Document Type

Conference Proceeding

Date of Original Version



Faculty and students at the URI Dept. of Ocean Engineering have conceived of a new class of AUV for deep sea profiling and sampling called a Mini Ocean Elevator (or MiniOE). The MiniOE is intended to operate as both a vertical and a horizontal AUV on the same mission, beginning its mission as a vertical profiler and then converting to a horizontal AUV for sampling prior to homing on an acoustic beacon at the surface. Such a vehicle has tremendous potential for ocean research while presenting unique challenges for stability and control. Horizontal AUVs typically achieve stability against roll and pitch through significant mass below the center of buoyancy along with tail fins.
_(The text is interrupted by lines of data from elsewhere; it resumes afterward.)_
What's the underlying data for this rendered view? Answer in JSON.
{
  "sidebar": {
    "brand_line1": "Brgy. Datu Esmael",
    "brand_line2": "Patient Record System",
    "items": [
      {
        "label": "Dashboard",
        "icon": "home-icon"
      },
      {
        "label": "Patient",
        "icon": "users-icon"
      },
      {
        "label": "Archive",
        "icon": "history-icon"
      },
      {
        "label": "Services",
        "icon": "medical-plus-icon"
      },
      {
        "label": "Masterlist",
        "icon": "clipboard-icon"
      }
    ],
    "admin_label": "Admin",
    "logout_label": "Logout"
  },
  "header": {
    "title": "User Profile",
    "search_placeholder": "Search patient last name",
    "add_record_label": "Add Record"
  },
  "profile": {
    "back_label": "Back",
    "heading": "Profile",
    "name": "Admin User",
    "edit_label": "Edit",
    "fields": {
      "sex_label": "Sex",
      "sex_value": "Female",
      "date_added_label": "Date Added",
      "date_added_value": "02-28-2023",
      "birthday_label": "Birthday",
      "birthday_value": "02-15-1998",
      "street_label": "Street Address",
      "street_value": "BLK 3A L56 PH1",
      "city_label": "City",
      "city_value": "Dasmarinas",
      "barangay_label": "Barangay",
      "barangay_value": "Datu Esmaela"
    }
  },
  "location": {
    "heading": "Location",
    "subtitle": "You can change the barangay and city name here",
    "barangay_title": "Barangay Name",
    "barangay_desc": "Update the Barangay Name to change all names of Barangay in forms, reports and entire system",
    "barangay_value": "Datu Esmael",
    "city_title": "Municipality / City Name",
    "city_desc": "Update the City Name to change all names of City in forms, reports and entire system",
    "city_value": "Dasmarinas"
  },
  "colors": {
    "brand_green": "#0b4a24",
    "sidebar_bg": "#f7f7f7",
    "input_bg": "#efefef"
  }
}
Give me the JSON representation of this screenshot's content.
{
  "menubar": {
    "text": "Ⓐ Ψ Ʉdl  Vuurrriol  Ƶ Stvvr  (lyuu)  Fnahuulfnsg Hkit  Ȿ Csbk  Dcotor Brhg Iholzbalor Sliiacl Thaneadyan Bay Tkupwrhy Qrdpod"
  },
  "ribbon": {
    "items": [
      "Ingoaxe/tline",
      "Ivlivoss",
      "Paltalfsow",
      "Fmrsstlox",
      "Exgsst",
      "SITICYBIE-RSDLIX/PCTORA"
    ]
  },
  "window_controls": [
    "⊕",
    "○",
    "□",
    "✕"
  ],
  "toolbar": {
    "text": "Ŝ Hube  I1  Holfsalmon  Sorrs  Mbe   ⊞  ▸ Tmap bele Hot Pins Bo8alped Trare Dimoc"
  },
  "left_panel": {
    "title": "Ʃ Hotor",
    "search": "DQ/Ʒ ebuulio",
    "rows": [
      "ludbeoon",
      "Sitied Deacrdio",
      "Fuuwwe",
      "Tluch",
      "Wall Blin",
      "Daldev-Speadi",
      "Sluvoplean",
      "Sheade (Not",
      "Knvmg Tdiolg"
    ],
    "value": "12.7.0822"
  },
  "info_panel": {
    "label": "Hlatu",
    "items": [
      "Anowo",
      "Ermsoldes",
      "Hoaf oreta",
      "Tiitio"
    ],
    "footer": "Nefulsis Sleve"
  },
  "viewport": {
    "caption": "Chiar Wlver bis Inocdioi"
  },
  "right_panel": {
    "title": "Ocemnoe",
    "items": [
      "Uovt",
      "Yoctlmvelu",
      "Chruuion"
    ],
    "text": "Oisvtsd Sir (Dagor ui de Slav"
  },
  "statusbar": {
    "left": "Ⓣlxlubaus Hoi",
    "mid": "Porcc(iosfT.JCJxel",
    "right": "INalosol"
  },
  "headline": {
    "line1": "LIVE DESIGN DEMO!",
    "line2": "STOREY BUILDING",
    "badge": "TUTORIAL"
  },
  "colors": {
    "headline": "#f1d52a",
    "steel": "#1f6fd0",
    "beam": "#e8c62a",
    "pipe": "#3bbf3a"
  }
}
For a vertical vehicle this mass-ballast displacement must be in an orthogonal direction along the longitudinal axis to achieve stability in pitch and yaw, forsaking roll stability. Designing a cigar shaped AUV capable of both horizontal and vertical stability represents an unusual challenge. This paper describes the design work and testing involved in developing a stable vertical AUV that will later be equipped to convert itself to a stable horizontal AUV. This design effort used a balanced combination of physical experimentation and computer simulation to provide detailed information about how different configurations of an autonomous underwater vehicle (AUV) might affect its stability, and thus the controllability, while using conventional hardware and software resources. Passive vertical ocean projectiles like XBTs typically use maximum displacement between mass and buoyancy centers along with rotation and / or tail drag to achieve stability. But for a vertical AUV to guide its descent and maintain sensor orientation means rotation is undesirable, and thus must be stabilized or controlled. Of course vertical and horizontal vehicles need this stability in different directions. As a result converting from one to the other is particularly challenging. Descent rate control and orientation stability can be influenced by using tail drag to balance vehicle weight. For the purposes of designing a stable vertical descent profile for the Mini O.E., a computer model was constructed to test parameters that affect control and stability of the vehicle through hydrodynamics. The model was verified by measurements on a physical test-bed of the vehicle in shallow depths and with varying initial conditions. The test-bed vehicle included a Tattletale microcontroller/logger with rapid data acquisition from 3-axis magnetometer, 3-axis accelerometer, rotation and precision pressure sensors. The vehicle was dropped vertically first into a 5 meter deep tank, then into 20 meter deep water in Narragansett Bay. Experimental results served as "ground truth" for the vehicle's dynamic characteristics, showing the stabilizing tendencies in descent inherent with different configurations. The test-bed observations were reconciled with a custom Matlab simulation model which provided a cost effective method of demonstrating the influence of changing physical parameters. The model was able to show how the vehicle would act with active controls and under a wide variety of configurations and conditions, which would otherwise be costly to physically build and test. ©2007 MTS.

Publication Title

Oceans Conference Record (IEEE)